* Exercise: Which lines in the data below contain the string "icon"? Show each one.

* Data records:
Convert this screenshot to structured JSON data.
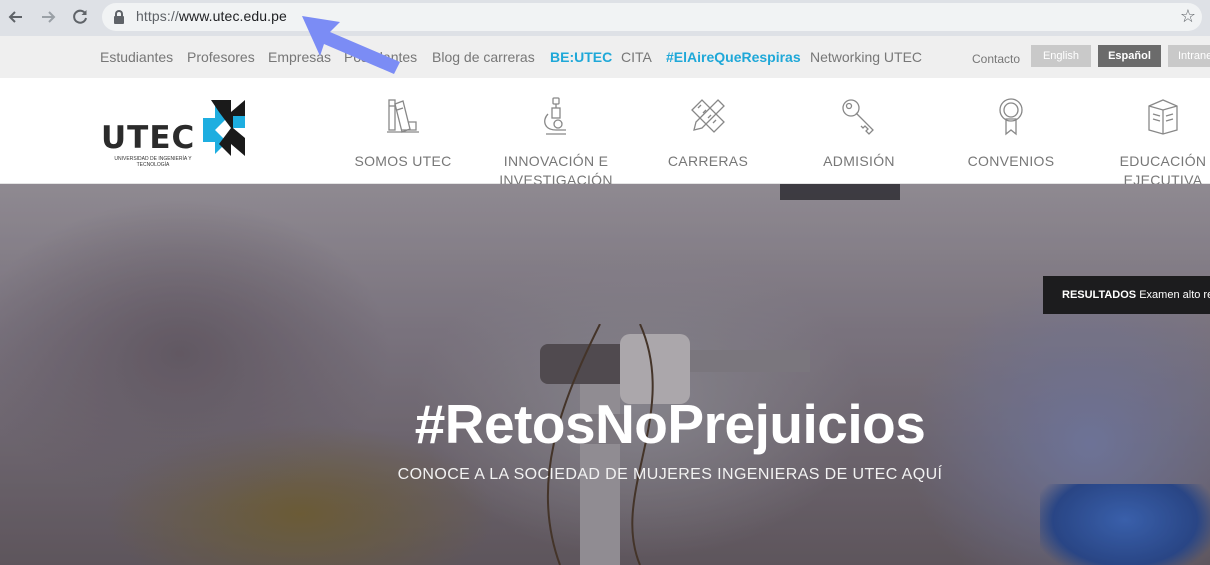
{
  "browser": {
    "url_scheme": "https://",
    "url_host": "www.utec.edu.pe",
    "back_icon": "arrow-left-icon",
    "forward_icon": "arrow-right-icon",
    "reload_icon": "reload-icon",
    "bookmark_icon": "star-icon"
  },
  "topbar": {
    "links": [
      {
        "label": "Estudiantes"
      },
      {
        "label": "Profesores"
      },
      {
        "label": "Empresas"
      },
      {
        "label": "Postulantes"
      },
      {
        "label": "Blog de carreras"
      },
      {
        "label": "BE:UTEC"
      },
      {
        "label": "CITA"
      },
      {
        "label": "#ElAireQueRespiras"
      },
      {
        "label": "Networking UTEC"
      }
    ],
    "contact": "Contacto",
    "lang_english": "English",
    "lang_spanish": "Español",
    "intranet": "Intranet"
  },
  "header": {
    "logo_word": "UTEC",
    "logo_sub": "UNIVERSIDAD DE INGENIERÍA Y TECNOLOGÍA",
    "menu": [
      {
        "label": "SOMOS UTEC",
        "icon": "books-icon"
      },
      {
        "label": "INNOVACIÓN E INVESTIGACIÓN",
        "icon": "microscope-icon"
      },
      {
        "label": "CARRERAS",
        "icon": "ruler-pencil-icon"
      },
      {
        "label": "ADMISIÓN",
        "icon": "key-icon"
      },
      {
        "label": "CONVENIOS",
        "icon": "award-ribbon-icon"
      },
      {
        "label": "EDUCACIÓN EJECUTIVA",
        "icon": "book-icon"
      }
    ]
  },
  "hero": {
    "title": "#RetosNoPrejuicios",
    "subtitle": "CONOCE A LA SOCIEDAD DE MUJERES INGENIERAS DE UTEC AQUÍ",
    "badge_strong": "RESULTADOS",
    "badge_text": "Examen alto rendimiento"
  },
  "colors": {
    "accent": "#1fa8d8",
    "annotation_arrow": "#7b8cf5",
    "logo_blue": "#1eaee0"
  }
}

* Solved problem:
    "back_icon": "arrow-left-icon",
    "forward_icon": "arrow-right-icon",
    "reload_icon": "reload-icon",
    "bookmark_icon": "star-icon"
        "icon": "books-icon"
        "icon": "microscope-icon"
        "icon": "ruler-pencil-icon"
        "icon": "key-icon"
        "icon": "award-ribbon-icon"
        "icon": "book-icon"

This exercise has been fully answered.